Whenever we are on the road, we try taking in not only the scenic beauty of the place but also the culture and lore associated with it and for a crash course in all things Shillong, arrived at Don Bosco Museum. Designed by Vivek Varma, the museum is an architectural pride of the city and was designed to be a centre for cultural awareness and educational forum of the state of Meghalaya, its people, their history and their stories. Exploring the entire museum would take at least half a day. Choose from the galleries you are most interested in. Our favourites were the Agriculture Gallery; Fishing, Hunting, and Gathering Gallery; Language Museum; Musical Instruments Gallery; Costumes and Ornaments Gallery, and the Basketry Gallery. The entry fee for Indians is INR 50 whereas foreign nationals are required to pay INR 200 / $3.
Lunch | 11 AM
If gastronomical motivations are your primary driving force, you are in luck because situated in the annexe building is a museum is an eatery that serves authentic dishes from all the seven sisters states of northeastern India. Take your pick from thalis representing indigenous dishes from Assam, Meghalaya, Manipur, Sikkim, Tripura, Arunachal Pradesh, Mizoram, and Nagaland. You can also get hard to find dishes like the Khasi Tungrymbai and the Garo Wakpura. The thalis are priced at INR 200-250 / $3-4. I must mention here that Meghalaya is a haven for a pork lover like me. If you haven’t already, read about it in Shillong Pork Trail.
Mary Help of Christians Cathedral | 12:30 PM
High arches, stained glasses, and a humbling silence invokes reverence as you enter the Mary Help of Christians Cathedral, the principal place of worship of Shillong’s Catholic community. The 50-year-old structure is the second iteration of this church; the earlier wooden structure was destroyed by the Good Friday fire of 1936. The structure is built entirely on an artificial sand basin with no contact with the mountainous bedrock of the region to make it earthquake resistant. In 1980, the church was declared a shrine and a duly appointed pilgrimage as well.
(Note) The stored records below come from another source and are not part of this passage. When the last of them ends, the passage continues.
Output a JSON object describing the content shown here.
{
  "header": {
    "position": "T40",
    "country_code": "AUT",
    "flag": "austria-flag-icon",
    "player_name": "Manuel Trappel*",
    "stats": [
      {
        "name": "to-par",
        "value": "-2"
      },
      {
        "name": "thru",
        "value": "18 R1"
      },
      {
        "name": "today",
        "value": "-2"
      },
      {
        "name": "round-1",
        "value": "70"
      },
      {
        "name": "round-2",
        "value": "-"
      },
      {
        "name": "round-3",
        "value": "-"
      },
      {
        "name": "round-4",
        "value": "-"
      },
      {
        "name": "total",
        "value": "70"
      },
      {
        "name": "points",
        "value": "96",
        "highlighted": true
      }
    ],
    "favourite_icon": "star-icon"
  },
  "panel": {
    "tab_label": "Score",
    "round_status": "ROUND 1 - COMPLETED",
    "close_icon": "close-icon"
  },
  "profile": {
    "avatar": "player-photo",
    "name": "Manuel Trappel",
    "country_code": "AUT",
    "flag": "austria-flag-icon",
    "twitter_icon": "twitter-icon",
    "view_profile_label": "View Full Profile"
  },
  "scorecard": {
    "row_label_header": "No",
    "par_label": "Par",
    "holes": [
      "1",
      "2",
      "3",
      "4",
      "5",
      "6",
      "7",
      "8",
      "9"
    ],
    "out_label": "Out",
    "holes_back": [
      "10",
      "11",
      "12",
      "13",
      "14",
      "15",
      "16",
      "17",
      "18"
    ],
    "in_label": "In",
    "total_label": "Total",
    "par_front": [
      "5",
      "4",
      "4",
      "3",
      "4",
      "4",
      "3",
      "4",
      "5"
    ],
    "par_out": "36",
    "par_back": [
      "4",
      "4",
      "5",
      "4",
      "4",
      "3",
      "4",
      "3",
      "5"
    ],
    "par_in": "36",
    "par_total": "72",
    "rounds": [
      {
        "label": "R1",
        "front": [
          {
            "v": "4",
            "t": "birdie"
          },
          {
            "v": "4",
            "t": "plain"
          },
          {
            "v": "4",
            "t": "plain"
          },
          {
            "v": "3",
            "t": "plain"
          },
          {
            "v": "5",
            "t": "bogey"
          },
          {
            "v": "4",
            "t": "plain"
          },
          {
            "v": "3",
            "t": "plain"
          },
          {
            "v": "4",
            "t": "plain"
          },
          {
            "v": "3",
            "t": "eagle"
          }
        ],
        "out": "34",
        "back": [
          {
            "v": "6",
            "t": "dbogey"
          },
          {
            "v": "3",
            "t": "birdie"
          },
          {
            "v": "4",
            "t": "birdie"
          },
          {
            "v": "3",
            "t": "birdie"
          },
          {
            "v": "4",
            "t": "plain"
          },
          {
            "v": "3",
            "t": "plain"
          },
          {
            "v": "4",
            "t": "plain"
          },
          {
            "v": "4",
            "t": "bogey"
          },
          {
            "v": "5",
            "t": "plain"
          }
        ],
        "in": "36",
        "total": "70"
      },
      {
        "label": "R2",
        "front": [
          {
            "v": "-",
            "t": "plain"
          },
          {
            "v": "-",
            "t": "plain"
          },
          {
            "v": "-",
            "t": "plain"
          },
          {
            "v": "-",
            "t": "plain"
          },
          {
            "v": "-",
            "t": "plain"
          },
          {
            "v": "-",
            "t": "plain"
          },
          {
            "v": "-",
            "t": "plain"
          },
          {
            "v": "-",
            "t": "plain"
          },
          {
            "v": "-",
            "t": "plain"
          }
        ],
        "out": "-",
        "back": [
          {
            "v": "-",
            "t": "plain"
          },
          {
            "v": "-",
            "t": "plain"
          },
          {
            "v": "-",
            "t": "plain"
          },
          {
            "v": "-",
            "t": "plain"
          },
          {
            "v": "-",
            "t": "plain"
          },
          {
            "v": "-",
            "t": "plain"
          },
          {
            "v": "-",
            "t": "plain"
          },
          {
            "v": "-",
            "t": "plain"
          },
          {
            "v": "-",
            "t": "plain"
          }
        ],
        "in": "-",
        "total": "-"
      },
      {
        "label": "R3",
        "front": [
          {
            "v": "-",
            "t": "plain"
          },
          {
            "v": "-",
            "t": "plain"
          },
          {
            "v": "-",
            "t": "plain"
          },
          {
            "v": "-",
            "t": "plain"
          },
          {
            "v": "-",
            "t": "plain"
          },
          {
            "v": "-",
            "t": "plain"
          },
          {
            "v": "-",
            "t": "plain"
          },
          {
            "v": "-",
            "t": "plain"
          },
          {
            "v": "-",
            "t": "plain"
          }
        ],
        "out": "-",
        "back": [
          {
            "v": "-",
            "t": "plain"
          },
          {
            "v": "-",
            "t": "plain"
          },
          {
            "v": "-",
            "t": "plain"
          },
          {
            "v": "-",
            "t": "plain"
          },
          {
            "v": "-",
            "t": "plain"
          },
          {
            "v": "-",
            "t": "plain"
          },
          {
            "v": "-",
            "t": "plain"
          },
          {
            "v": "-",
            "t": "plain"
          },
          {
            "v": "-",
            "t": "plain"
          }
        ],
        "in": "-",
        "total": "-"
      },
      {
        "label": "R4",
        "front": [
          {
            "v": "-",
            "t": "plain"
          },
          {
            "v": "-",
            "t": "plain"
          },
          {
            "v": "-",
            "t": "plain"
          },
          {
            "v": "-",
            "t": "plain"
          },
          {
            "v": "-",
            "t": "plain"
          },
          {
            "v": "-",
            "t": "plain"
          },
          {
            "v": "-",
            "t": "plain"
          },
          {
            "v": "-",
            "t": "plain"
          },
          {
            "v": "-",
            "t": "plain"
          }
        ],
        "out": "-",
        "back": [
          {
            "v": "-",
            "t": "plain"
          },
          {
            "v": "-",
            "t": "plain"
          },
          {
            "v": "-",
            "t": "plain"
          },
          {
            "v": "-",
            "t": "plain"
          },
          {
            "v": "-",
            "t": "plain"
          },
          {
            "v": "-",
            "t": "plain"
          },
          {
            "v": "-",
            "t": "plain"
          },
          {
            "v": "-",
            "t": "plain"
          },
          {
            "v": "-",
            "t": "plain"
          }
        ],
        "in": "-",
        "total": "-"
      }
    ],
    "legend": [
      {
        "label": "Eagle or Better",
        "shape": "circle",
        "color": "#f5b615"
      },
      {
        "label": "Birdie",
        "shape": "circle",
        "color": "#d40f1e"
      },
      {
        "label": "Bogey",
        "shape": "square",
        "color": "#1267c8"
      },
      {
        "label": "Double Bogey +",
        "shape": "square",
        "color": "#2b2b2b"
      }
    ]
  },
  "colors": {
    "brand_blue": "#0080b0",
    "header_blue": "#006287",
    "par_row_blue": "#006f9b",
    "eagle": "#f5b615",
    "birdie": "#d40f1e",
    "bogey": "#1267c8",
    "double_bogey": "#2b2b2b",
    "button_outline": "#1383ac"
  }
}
If you are a connoisseur of the arts, the added bonus is the ornate terracotta reliefs that adorn the interior flanks of the Church.
Trio of Waterfalls, Upper Shillong | 1 PM
On your way back to Guwahati, explore the hillside around Shillong with its spectacular waterfalls. Sweet Falls, Spread Eagle Falls, and Elephant Falls are the three most visited. To observe them in full splendour: milky braids of water gushing down the lush mountainside, the rainy season is your best bet. In the winter when we visited, the falls had dried up significantly. Of the three, Elephant Falls is the most popular and can be found being gaped at by many selfie-stick wielding tourists! It was named because a certain rock formation at the base of the waterfall resembled an elephant. Unfortunately, it was destroyed in an earthquake of 1897. The locals call it the Ka Kshaid Lai Pateng Khohsiew or “Three Steps Waterfalls.” The entry fee is at INR 10 / $0.15.
Note: If you start from Shillong at 1 PM and visit Spread Eagle Falls, Sweet Falls, and Elephant Falls in order, you will reach Guwahati around 6 PM depending on traffic.
Teer, Polo Grounds | 3-4 PM
We couldn’t fit this into our schedule but you can plan to spend an hour at the Polo Grounds watching locals participating in teer, a traditional form of gambling that involves archery.
Shillong Travel Tips:
- To follow this schedule, plan to arrive in Guwahati by 11 am and depart Guwahati after 7 pm. Unless you plan to arrive in Guwahati early in the day, we suggest spending the day in Guwahati before setting out for Shillong.
- Most places in Shillong have an entry fee so keep cash handy. Be prepared to be charged more for a camera (explains why not many photos here 😦 )
- The fees help keep the city clean. Please don’t litter. Be polite to people here.
- Cabs-on-share (mostly Suzuki Alto) are available for point to point drop within the city and costs INR 10-20.
Read our post on the Root Bridges and Hiking on Cherrapunji, Meghalaya.